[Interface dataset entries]
[Start of section]
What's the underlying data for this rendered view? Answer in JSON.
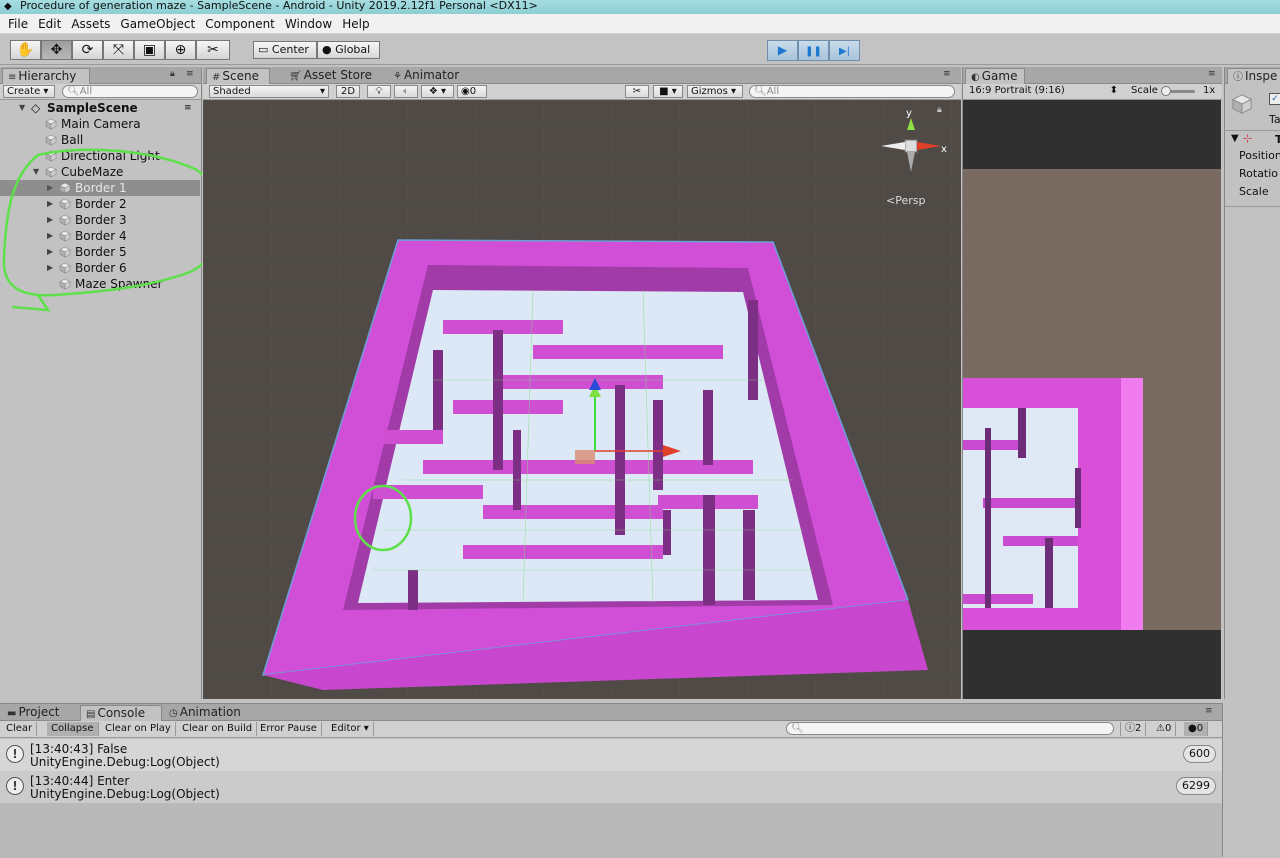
{
  "window": {
    "title": "Procedure of generation maze - SampleScene - Android - Unity 2019.2.12f1 Personal <DX11>"
  },
  "menu": [
    "File",
    "Edit",
    "Assets",
    "GameObject",
    "Component",
    "Window",
    "Help"
  ],
  "toolbar": {
    "tools": [
      "hand-tool",
      "move-tool",
      "rotate-tool",
      "scale-tool",
      "rect-tool",
      "transform-tool",
      "custom-tool"
    ],
    "pivot_mode": "Center",
    "pivot_rotation": "Global",
    "play_glyph": "▶",
    "pause_glyph": "❚❚",
    "step_glyph": "▶|"
  },
  "hierarchy": {
    "tab": "Hierarchy",
    "create": "Create",
    "search_placeholder": "All",
    "scene": "SampleScene",
    "items": [
      "Main Camera",
      "Ball",
      "Directional Light",
      "CubeMaze",
      "Border 1",
      "Border 2",
      "Border 3",
      "Border 4",
      "Border 5",
      "Border 6",
      "Maze Spawner"
    ]
  },
  "scene_view": {
    "tabs": [
      "Scene",
      "Asset Store",
      "Animator"
    ],
    "shading": "Shaded",
    "mode_2d": "2D",
    "audio_count": "0",
    "gizmos": "Gizmos",
    "search_placeholder": "All",
    "persp": "Persp",
    "gizmo_y": "y",
    "gizmo_x": "x"
  },
  "game_view": {
    "tab": "Game",
    "aspect": "16:9 Portrait (9:16)",
    "scale_label": "Scale",
    "scale_value": "1x"
  },
  "inspector": {
    "tab": "Inspe",
    "tag": "Tag",
    "component_initial": "T",
    "fields": [
      "Position",
      "Rotatio",
      "Scale"
    ]
  },
  "bottom": {
    "tabs": [
      "Project",
      "Console",
      "Animation"
    ],
    "buttons": [
      "Clear",
      "Collapse",
      "Clear on Play",
      "Clear on Build",
      "Error Pause",
      "Editor"
    ],
    "counts": {
      "warnings": "2",
      "messages": "0",
      "errors": "0"
    },
    "logs": [
      {
        "line1": "[13:40:43] False",
        "line2": "UnityEngine.Debug:Log(Object)",
        "count": "600"
      },
      {
        "line1": "[13:40:44] Enter",
        "line2": "UnityEngine.Debug:Log(Object)",
        "count": "6299"
      }
    ]
  },
  "colors": {
    "maze_wall": "#d84fd8",
    "maze_floor": "#dce8f6",
    "scene_bg": "#4f4a45",
    "annotation": "#5de04a"
  }
}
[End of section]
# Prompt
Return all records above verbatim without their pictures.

# Reply to the task
What's the underlying data for this rendered view? Answer in JSON.
{
  "window": {
    "title": "Procedure of generation maze - SampleScene - Android - Unity 2019.2.12f1 Personal <DX11>"
  },
  "menu": [
    "File",
    "Edit",
    "Assets",
    "GameObject",
    "Component",
    "Window",
    "Help"
  ],
  "toolbar": {
    "tools": [
      "hand-tool",
      "move-tool",
      "rotate-tool",
      "scale-tool",
      "rect-tool",
      "transform-tool",
      "custom-tool"
    ],
    "pivot_mode": "Center",
    "pivot_rotation": "Global",
    "play_glyph": "▶",
    "pause_glyph": "❚❚",
    "step_glyph": "▶|"
  },
  "hierarchy": {
    "tab": "Hierarchy",
    "create": "Create",
    "search_placeholder": "All",
    "scene": "SampleScene",
    "items": [
      "Main Camera",
      "Ball",
      "Directional Light",
      "CubeMaze",
      "Border 1",
      "Border 2",
      "Border 3",
      "Border 4",
      "Border 5",
      "Border 6",
      "Maze Spawner"
    ]
  },
  "scene_view": {
    "tabs": [
      "Scene",
      "Asset Store",
      "Animator"
    ],
    "shading": "Shaded",
    "mode_2d": "2D",
    "audio_count": "0",
    "gizmos": "Gizmos",
    "search_placeholder": "All",
    "persp": "Persp",
    "gizmo_y": "y",
    "gizmo_x": "x"
  },
  "game_view": {
    "tab": "Game",
    "aspect": "16:9 Portrait (9:16)",
    "scale_label": "Scale",
    "scale_value": "1x"
  },
  "inspector": {
    "tab": "Inspe",
    "tag": "Tag",
    "component_initial": "T",
    "fields": [
      "Position",
      "Rotatio",
      "Scale"
    ]
  },
  "bottom": {
    "tabs": [
      "Project",
      "Console",
      "Animation"
    ],
    "buttons": [
      "Clear",
      "Collapse",
      "Clear on Play",
      "Clear on Build",
      "Error Pause",
      "Editor"
    ],
    "counts": {
      "warnings": "2",
      "messages": "0",
      "errors": "0"
    },
    "logs": [
      {
        "line1": "[13:40:43] False",
        "line2": "UnityEngine.Debug:Log(Object)",
        "count": "600"
      },
      {
        "line1": "[13:40:44] Enter",
        "line2": "UnityEngine.Debug:Log(Object)",
        "count": "6299"
      }
    ]
  },
  "colors": {
    "maze_wall": "#d84fd8",
    "maze_floor": "#dce8f6",
    "scene_bg": "#4f4a45",
    "annotation": "#5de04a"
  }
}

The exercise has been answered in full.